→ WHAT TO DO:
If a record holds a picture, leave the picture out and restate everything else word for word.

▼

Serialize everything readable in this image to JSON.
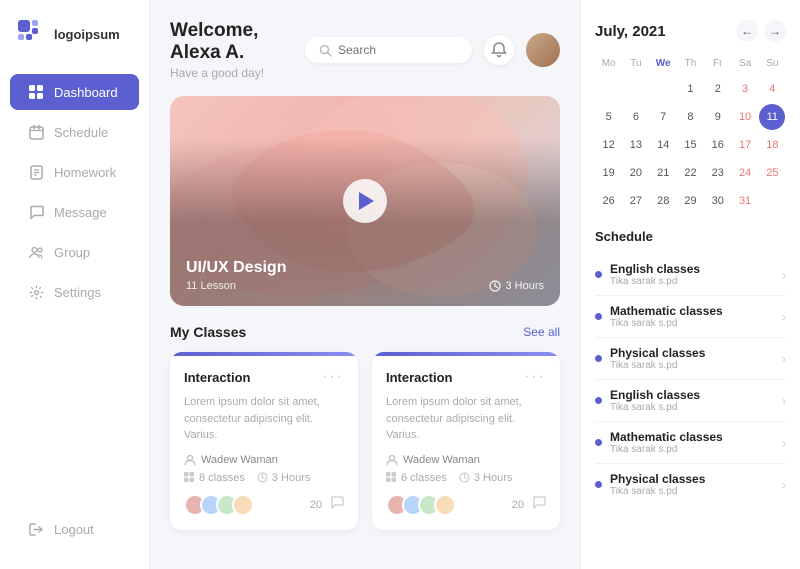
{
  "logo": {
    "text": "logoipsum"
  },
  "nav": {
    "items": [
      {
        "id": "dashboard",
        "label": "Dashboard",
        "icon": "grid",
        "active": true
      },
      {
        "id": "schedule",
        "label": "Schedule",
        "icon": "calendar"
      },
      {
        "id": "homework",
        "label": "Homework",
        "icon": "book"
      },
      {
        "id": "message",
        "label": "Message",
        "icon": "chat"
      },
      {
        "id": "group",
        "label": "Group",
        "icon": "users"
      },
      {
        "id": "settings",
        "label": "Settings",
        "icon": "gear"
      }
    ],
    "logout": "Logout"
  },
  "header": {
    "welcome_title": "Welcome, Alexa A.",
    "welcome_sub": "Have a good day!",
    "search_placeholder": "Search"
  },
  "hero": {
    "title": "UI/UX Design",
    "lessons": "11 Lesson",
    "duration": "3 Hours"
  },
  "classes": {
    "section_title": "My Classes",
    "see_all": "See all",
    "cards": [
      {
        "title": "Interaction",
        "desc": "Lorem ipsum dolor sit amet, consectetur adipiscing elit. Varius.",
        "teacher": "Wadew Waman",
        "classes": "8 classes",
        "hours": "3 Hours",
        "count": "20"
      },
      {
        "title": "Interaction",
        "desc": "Lorem ipsum dolor sit amet, consectetur adipiscing elit. Varius.",
        "teacher": "Wadew Waman",
        "classes": "6 classes",
        "hours": "3 Hours",
        "count": "20"
      }
    ]
  },
  "calendar": {
    "title": "July, 2021",
    "day_labels": [
      "Mo",
      "Tu",
      "We",
      "Th",
      "Fr",
      "Sa",
      "Su"
    ],
    "weeks": [
      [
        "",
        "",
        "",
        "1",
        "2",
        "3",
        "4"
      ],
      [
        "5",
        "6",
        "7",
        "8",
        "9",
        "10",
        "11"
      ],
      [
        "12",
        "13",
        "14",
        "15",
        "16",
        "17",
        "18"
      ],
      [
        "19",
        "20",
        "21",
        "22",
        "23",
        "24",
        "25"
      ],
      [
        "26",
        "27",
        "28",
        "29",
        "30",
        "31",
        ""
      ]
    ],
    "today": "11",
    "weekends": [
      "3",
      "4",
      "10",
      "11",
      "17",
      "18",
      "24",
      "25",
      "31"
    ]
  },
  "schedule": {
    "title": "Schedule",
    "items": [
      {
        "name": "English classes",
        "teacher": "Tika sarak s.pd"
      },
      {
        "name": "Mathematic classes",
        "teacher": "Tika sarak s.pd"
      },
      {
        "name": "Physical classes",
        "teacher": "Tika sarak s.pd"
      },
      {
        "name": "English classes",
        "teacher": "Tika sarak s.pd"
      },
      {
        "name": "Mathematic classes",
        "teacher": "Tika sarak s.pd"
      },
      {
        "name": "Physical classes",
        "teacher": "Tika sarak s.pd"
      }
    ]
  }
}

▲

→ WORKED SOLUTION:
Serialize everything readable in this image to JSON.
{
  "logo": {
    "text": "logoipsum"
  },
  "nav": {
    "items": [
      {
        "id": "dashboard",
        "label": "Dashboard",
        "icon": "grid",
        "active": true
      },
      {
        "id": "schedule",
        "label": "Schedule",
        "icon": "calendar"
      },
      {
        "id": "homework",
        "label": "Homework",
        "icon": "book"
      },
      {
        "id": "message",
        "label": "Message",
        "icon": "chat"
      },
      {
        "id": "group",
        "label": "Group",
        "icon": "users"
      },
      {
        "id": "settings",
        "label": "Settings",
        "icon": "gear"
      }
    ],
    "logout": "Logout"
  },
  "header": {
    "welcome_title": "Welcome, Alexa A.",
    "welcome_sub": "Have a good day!",
    "search_placeholder": "Search"
  },
  "hero": {
    "title": "UI/UX Design",
    "lessons": "11 Lesson",
    "duration": "3 Hours"
  },
  "classes": {
    "section_title": "My Classes",
    "see_all": "See all",
    "cards": [
      {
        "title": "Interaction",
        "desc": "Lorem ipsum dolor sit amet, consectetur adipiscing elit. Varius.",
        "teacher": "Wadew Waman",
        "classes": "8 classes",
        "hours": "3 Hours",
        "count": "20"
      },
      {
        "title": "Interaction",
        "desc": "Lorem ipsum dolor sit amet, consectetur adipiscing elit. Varius.",
        "teacher": "Wadew Waman",
        "classes": "6 classes",
        "hours": "3 Hours",
        "count": "20"
      }
    ]
  },
  "calendar": {
    "title": "July, 2021",
    "day_labels": [
      "Mo",
      "Tu",
      "We",
      "Th",
      "Fr",
      "Sa",
      "Su"
    ],
    "weeks": [
      [
        "",
        "",
        "",
        "1",
        "2",
        "3",
        "4"
      ],
      [
        "5",
        "6",
        "7",
        "8",
        "9",
        "10",
        "11"
      ],
      [
        "12",
        "13",
        "14",
        "15",
        "16",
        "17",
        "18"
      ],
      [
        "19",
        "20",
        "21",
        "22",
        "23",
        "24",
        "25"
      ],
      [
        "26",
        "27",
        "28",
        "29",
        "30",
        "31",
        ""
      ]
    ],
    "today": "11",
    "weekends": [
      "3",
      "4",
      "10",
      "11",
      "17",
      "18",
      "24",
      "25",
      "31"
    ]
  },
  "schedule": {
    "title": "Schedule",
    "items": [
      {
        "name": "English classes",
        "teacher": "Tika sarak s.pd"
      },
      {
        "name": "Mathematic classes",
        "teacher": "Tika sarak s.pd"
      },
      {
        "name": "Physical classes",
        "teacher": "Tika sarak s.pd"
      },
      {
        "name": "English classes",
        "teacher": "Tika sarak s.pd"
      },
      {
        "name": "Mathematic classes",
        "teacher": "Tika sarak s.pd"
      },
      {
        "name": "Physical classes",
        "teacher": "Tika sarak s.pd"
      }
    ]
  }
}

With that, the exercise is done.